Production and Processing Knowledge of raw materials, production processes, quality control, costs, and other techniques for maximizing the effective manufacture and distribution of goods.
Law and Government Knowledge of laws, legal codes, court procedures, precedents, government regulations, executive orders, agency rules, and the democratic political process.
Public Safety and Security Knowledge of relevant equipment, policies, procedures, and strategies to promote effective local, state, or national security operations for the protection of people, data, property, and institutions.
Transportation Knowledge of principles and methods for moving people or goods by air, rail, sea, or road, including the relative costs and benefits.
Education and Training Knowledge of principles and methods for curriculum and training design, teaching and instruction for individuals and groups, and the measurement of training effects.
Mathematics Knowledge of arithmetic, algebra, geometry, calculus, statistics, and their applications.
Administration and Management Knowledge of business and management principles involved in strategic planning, resource allocation, human resources modeling, leadership technique, production methods, and coordination of people and resources.
KEY ABILITIES Expand
Control Precision The ability to quickly and repeatedly adjust the controls of a machine or a vehicle to exact positions.
Reaction Time The ability to quickly respond (with the hand, finger, or foot) to a signal (sound, light, picture) when it appears.
Multilimb Coordination The ability to coordinate two or more limbs (for example, two arms, two legs, or one leg and one arm) while sitting, standing, or lying down.
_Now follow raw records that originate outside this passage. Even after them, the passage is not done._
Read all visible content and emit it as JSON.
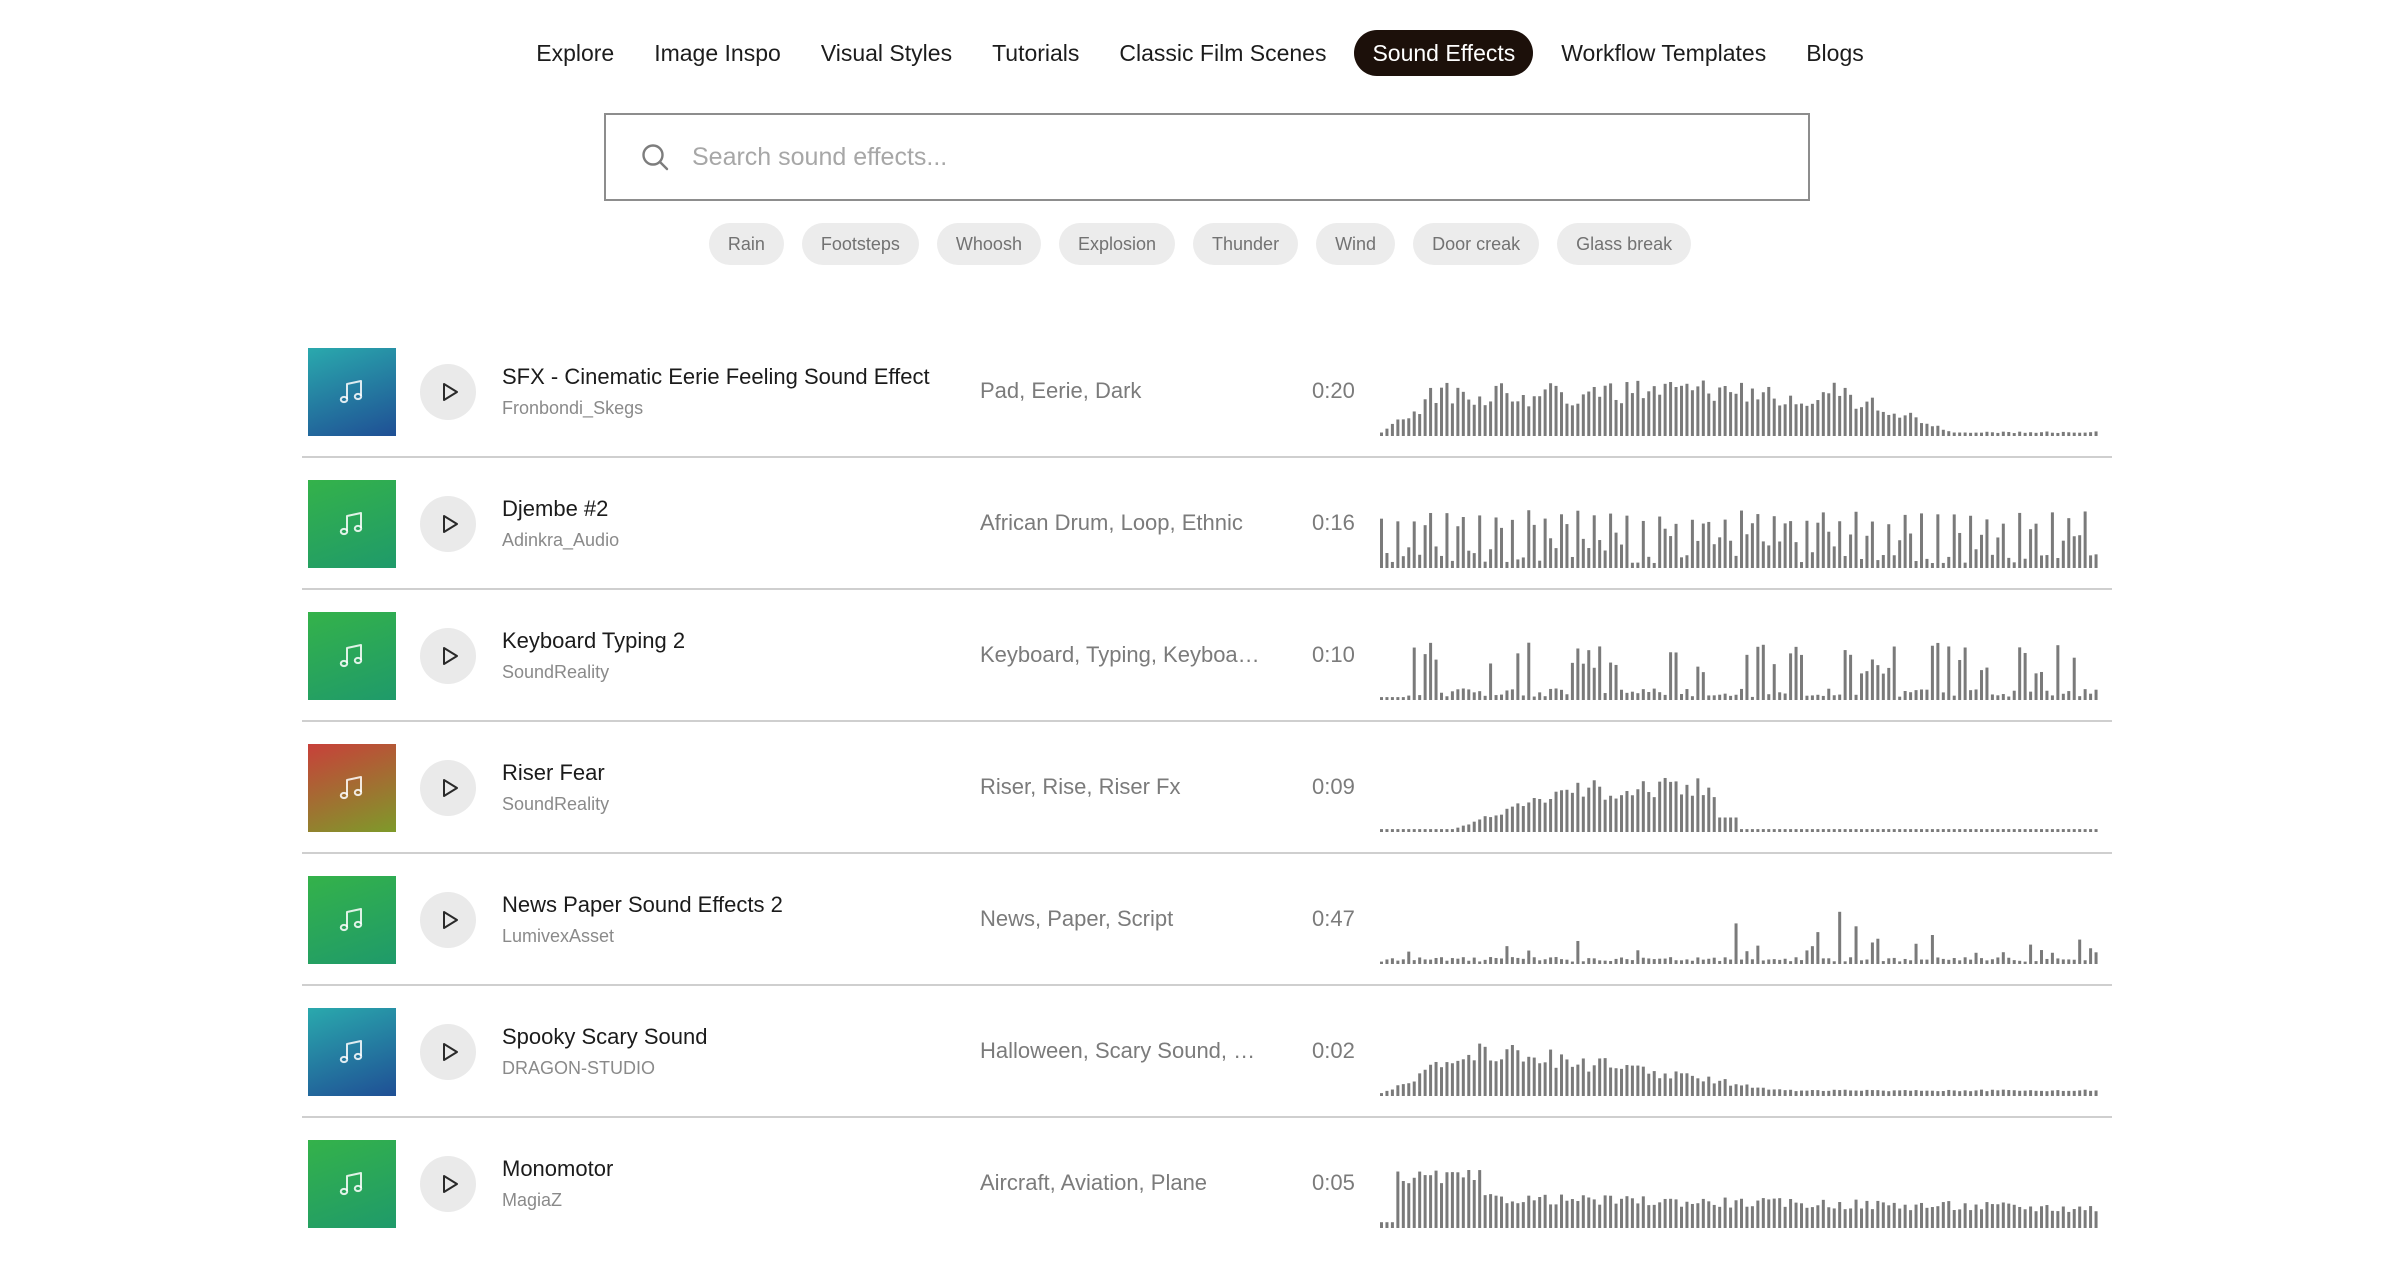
{
  "nav": {
    "items": [
      {
        "label": "Explore",
        "active": false
      },
      {
        "label": "Image Inspo",
        "active": false
      },
      {
        "label": "Visual Styles",
        "active": false
      },
      {
        "label": "Tutorials",
        "active": false
      },
      {
        "label": "Classic Film Scenes",
        "active": false
      },
      {
        "label": "Sound Effects",
        "active": true
      },
      {
        "label": "Workflow Templates",
        "active": false
      },
      {
        "label": "Blogs",
        "active": false
      }
    ]
  },
  "search": {
    "placeholder": "Search sound effects...",
    "value": ""
  },
  "chips": [
    "Rain",
    "Footsteps",
    "Whoosh",
    "Explosion",
    "Thunder",
    "Wind",
    "Door creak",
    "Glass break"
  ],
  "colors": {
    "teal_blue": [
      "#2aa9ad",
      "#1f4f95"
    ],
    "green": [
      "#34b24a",
      "#1f9a6a"
    ],
    "red_olive": [
      "#c8403a",
      "#7e9a2a"
    ],
    "wave": "#7a7a7a",
    "nav_active_bg": "#1c100a"
  },
  "sounds": [
    {
      "title": "SFX - Cinematic Eerie Feeling Sound Effect",
      "author": "Fronbondi_Skegs",
      "tags": "Pad, Eerie, Dark",
      "duration": "0:20",
      "thumb": "teal_blue",
      "icon": "music-note-icon",
      "wave": "eerie"
    },
    {
      "title": "Djembe #2",
      "author": "Adinkra_Audio",
      "tags": "African Drum, Loop, Ethnic",
      "duration": "0:16",
      "thumb": "green",
      "icon": "music-note-icon",
      "wave": "djembe"
    },
    {
      "title": "Keyboard Typing 2",
      "author": "SoundReality",
      "tags": "Keyboard, Typing, Keyboar...",
      "duration": "0:10",
      "thumb": "green",
      "icon": "music-note-icon",
      "wave": "typing"
    },
    {
      "title": "Riser Fear",
      "author": "SoundReality",
      "tags": "Riser, Rise, Riser Fx",
      "duration": "0:09",
      "thumb": "red_olive",
      "icon": "music-note-icon",
      "wave": "riser"
    },
    {
      "title": "News Paper Sound Effects 2",
      "author": "LumivexAsset",
      "tags": "News, Paper, Script",
      "duration": "0:47",
      "thumb": "green",
      "icon": "music-note-icon",
      "wave": "paper"
    },
    {
      "title": "Spooky Scary Sound",
      "author": "DRAGON-STUDIO",
      "tags": "Halloween, Scary Sound, C...",
      "duration": "0:02",
      "thumb": "teal_blue",
      "icon": "music-note-icon",
      "wave": "spooky"
    },
    {
      "title": "Monomotor",
      "author": "MagiaZ",
      "tags": "Aircraft, Aviation, Plane",
      "duration": "0:05",
      "thumb": "green",
      "icon": "music-note-icon",
      "wave": "motor"
    }
  ]
}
It does not involve performing the activities while the whole body is in motion.
Arm-Hand Steadiness The ability to keep your hand and arm steady while moving your arm or while holding your arm and hand in one position.
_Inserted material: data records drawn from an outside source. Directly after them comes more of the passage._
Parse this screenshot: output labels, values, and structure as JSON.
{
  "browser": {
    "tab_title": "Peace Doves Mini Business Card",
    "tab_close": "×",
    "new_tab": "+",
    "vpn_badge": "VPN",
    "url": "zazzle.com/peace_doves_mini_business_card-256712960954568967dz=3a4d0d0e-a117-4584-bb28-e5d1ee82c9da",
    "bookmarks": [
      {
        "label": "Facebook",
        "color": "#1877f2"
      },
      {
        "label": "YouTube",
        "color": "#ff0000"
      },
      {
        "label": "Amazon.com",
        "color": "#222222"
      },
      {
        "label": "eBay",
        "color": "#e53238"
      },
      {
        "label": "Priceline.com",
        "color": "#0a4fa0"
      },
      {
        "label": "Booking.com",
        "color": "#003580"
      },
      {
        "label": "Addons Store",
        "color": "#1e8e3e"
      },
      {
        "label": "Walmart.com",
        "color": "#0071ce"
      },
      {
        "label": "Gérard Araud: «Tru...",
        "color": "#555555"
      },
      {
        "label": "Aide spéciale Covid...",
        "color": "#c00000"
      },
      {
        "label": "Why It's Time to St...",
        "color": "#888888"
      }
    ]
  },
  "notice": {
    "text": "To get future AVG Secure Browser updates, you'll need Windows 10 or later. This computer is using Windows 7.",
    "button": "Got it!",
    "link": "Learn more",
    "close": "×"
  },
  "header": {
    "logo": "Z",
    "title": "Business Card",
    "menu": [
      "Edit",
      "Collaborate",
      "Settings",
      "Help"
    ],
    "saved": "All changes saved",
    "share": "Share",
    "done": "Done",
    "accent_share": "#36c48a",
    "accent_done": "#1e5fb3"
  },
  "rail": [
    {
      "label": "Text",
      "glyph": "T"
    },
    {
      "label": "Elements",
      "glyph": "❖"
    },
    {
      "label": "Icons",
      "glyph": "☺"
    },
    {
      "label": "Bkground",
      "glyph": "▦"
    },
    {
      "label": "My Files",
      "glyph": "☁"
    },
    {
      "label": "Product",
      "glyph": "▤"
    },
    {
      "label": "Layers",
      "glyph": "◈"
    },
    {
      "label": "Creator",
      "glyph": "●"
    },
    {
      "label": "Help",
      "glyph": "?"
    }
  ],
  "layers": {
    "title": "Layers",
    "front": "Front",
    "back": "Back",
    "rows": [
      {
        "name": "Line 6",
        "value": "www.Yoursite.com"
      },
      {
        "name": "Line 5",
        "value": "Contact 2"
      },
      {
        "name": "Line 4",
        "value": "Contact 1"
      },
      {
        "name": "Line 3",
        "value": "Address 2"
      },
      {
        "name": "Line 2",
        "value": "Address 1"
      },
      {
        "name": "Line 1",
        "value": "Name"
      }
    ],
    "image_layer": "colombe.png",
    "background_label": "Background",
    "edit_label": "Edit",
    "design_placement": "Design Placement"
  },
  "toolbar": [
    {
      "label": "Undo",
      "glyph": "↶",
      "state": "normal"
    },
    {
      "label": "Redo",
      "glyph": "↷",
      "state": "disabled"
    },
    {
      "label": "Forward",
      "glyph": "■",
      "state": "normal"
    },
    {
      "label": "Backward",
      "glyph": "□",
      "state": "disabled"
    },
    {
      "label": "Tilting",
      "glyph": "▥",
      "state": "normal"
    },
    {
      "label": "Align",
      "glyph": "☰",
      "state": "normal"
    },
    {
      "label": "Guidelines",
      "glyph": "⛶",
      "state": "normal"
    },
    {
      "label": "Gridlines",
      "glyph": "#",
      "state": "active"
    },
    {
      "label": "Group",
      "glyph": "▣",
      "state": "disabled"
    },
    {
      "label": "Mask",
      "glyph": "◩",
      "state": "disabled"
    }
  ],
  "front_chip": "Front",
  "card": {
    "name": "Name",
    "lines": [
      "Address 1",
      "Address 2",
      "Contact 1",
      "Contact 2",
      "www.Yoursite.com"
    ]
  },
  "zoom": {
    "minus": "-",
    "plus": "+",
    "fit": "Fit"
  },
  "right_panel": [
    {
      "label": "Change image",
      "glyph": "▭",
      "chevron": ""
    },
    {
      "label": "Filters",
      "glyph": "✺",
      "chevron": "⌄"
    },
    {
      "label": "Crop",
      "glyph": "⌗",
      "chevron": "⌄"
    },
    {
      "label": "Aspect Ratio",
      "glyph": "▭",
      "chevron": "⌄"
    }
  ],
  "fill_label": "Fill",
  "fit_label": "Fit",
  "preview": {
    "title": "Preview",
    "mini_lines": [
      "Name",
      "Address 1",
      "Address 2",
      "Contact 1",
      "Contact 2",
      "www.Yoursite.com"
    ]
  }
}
Hearing Sensitivity The ability to detect or tell the differences between sounds that vary in pitch and loudness.
Depth Perception The ability to judge which of several objects is closer or farther away from you, or to judge the distance between you and an object.
Selective Attention The ability to concentrate on a task over a period of time without being distracted.
Rate Control The ability to time your movements or the movement of a piece of equipment in anticipation of changes in the speed and/or direction of a moving object or scene.
TOP SKILLS Expand
Operation and Control Controlling operations of equipment or systems.
Operation Monitoring Watching gauges, dials, or other indicators to make sure a machine is working properly.
Critical Thinking Using logic and reasoning to identify the strengths and weaknesses of alternative solutions, conclusions or approaches to problems.
Repairing Repairing machines or systems using the needed tools.
Equipment Maintenance Performing routine maintenance on equipment and determining when and what kind of maintenance is needed.
Troubleshooting Determining causes of operating errors and deciding what to do about it.
Monitoring Monitoring/Assessing performance of yourself, other individuals, or organizations to make improvements or take corrective action.
Judgment and Decision Making Considering the relative costs and benefits of potential actions to choose the most appropriate one.
There is a better job out there!
Post your resume to the largest network of recruiters on the planet. START